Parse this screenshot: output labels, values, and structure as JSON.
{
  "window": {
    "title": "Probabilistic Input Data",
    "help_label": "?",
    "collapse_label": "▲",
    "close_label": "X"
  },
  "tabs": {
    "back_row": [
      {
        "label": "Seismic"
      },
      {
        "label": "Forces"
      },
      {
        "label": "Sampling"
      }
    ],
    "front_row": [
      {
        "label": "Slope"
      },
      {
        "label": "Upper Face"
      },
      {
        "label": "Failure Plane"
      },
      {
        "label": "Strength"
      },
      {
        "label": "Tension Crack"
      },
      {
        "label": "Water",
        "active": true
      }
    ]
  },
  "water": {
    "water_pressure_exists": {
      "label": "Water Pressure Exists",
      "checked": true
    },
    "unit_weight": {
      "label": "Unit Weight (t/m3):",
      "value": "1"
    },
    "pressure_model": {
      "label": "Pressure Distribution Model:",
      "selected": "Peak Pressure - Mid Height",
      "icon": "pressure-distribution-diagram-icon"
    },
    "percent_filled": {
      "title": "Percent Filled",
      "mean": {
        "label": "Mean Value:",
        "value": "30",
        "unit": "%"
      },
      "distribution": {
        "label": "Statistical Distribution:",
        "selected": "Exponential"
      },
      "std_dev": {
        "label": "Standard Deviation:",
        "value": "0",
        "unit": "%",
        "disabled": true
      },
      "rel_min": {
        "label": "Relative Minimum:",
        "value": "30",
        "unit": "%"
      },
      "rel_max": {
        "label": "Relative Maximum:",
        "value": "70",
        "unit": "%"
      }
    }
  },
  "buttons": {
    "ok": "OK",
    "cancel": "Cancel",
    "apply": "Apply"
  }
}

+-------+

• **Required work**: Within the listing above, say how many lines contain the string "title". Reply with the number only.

• **Output of the task**: 2